The term sports camps conjures many images, from splashing around in the YMCA pool to running soccer drills under the mid-summer heat. These days, there are so many camps to choose from, it is sometimes confusing when you are trying to pick the right one. Follow these guidelines for assessing an athlete's age, ability and skill, and choosing the camp that best suits their needs.
If the athlete enjoys a variety of activities, look for a recreational or beginner camp that covers a number of sports, and emphasizes learning the basics in a fun and positive environment. These camps are often held at a local school or recreation facility.
Research the camps in your area and talk to people that have gone to those camps. Contact the coaches to find out what kind of environment the camp has and what their goals and priorities are for the session.
Grant Serafy, head soccer coach at Mercer University says that you should, "See if the staff has the credentials to match the experience the athlete wants. Who makes up the staff is one of the most important elements of a good camp."
Above all, decide what kind of experience the athlete wants to have. Is it more important that they go to the same camp as their best friend, or that they go to the camp with the best coaching staff?
Don't forget adventure or extreme sports camps. These offer a new twist on the traditional camp experience, by letting kids break away from the norm and learn to surf, skateboard, ride BMX, mountain bike, and more. Camps aren't just about developing athletic skills. They are a place for kids to develop valuable social and life skills too.
If the athlete has developed a passion for a single sport they are probably ready to attend an intermediate or advanced camp where they can hone their skills, increase their knowledge and feed their passion. But don't rely on the camps you are already familiar with.
Jillian Albee of Adrenaline Lacrosse says, "Different camps offer different focus, skills, coaches, people, location, facilities, program structure and expectations. The list goes on and on."
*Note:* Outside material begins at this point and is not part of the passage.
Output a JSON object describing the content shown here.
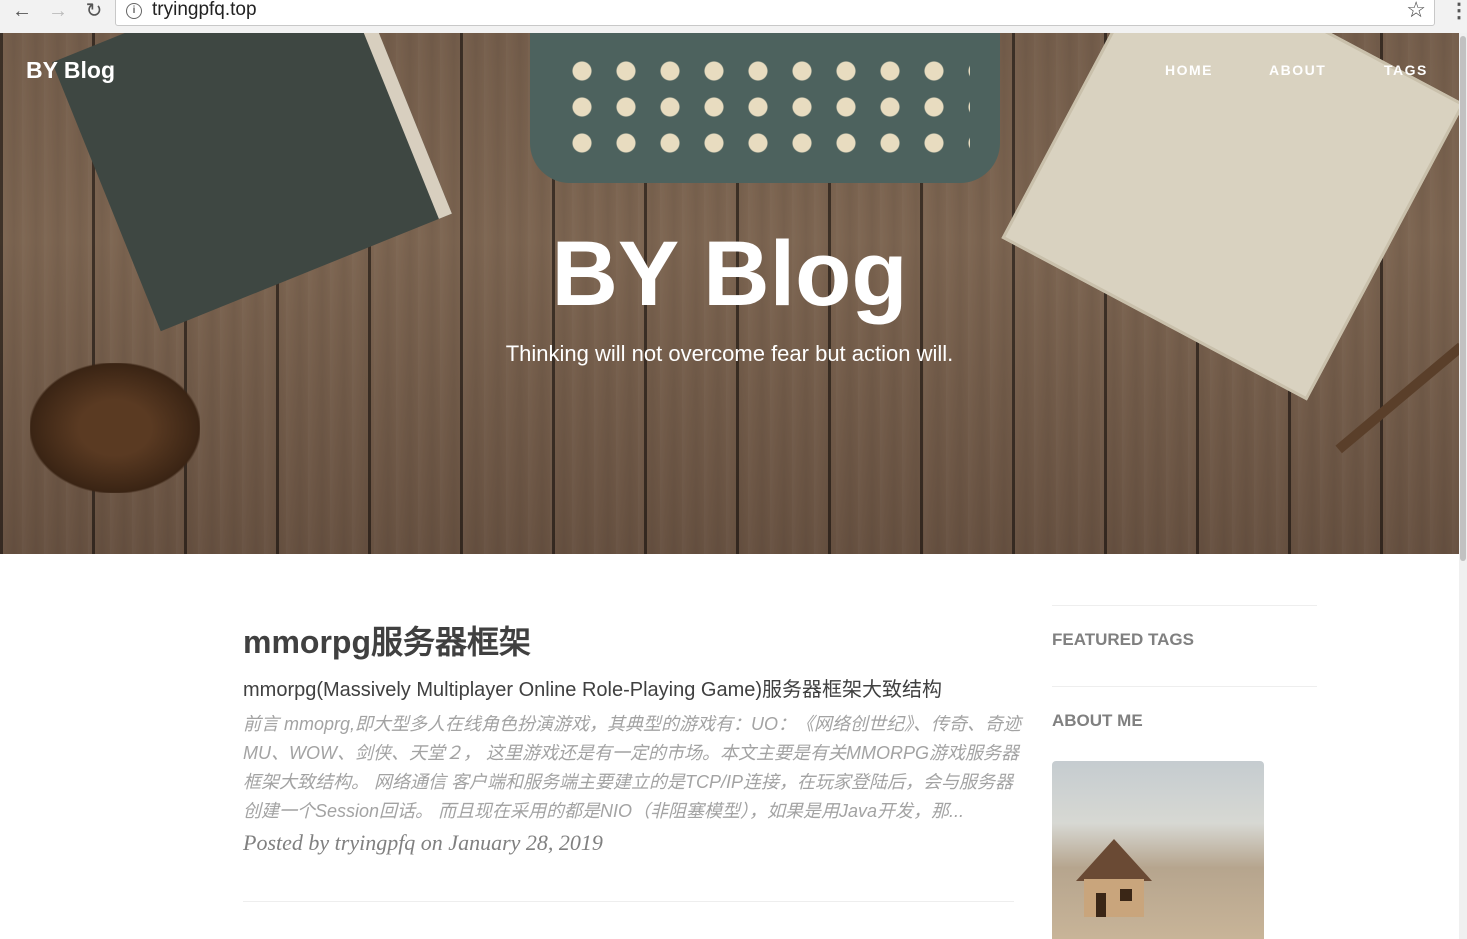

If your son or daughter is interested in playing sports in college, look into camps at local and regional colleges. This will give the athlete exposure to the elite camp environment.
No matter which level of camp you choose, there may be varying skill groups within that camp. Participants may be put in the lower group because of their age, despite having the experience of kids in the upper levels. If you feel the athlete would benefit more from a different level, don't be afraid to ask if they can be moved up or down.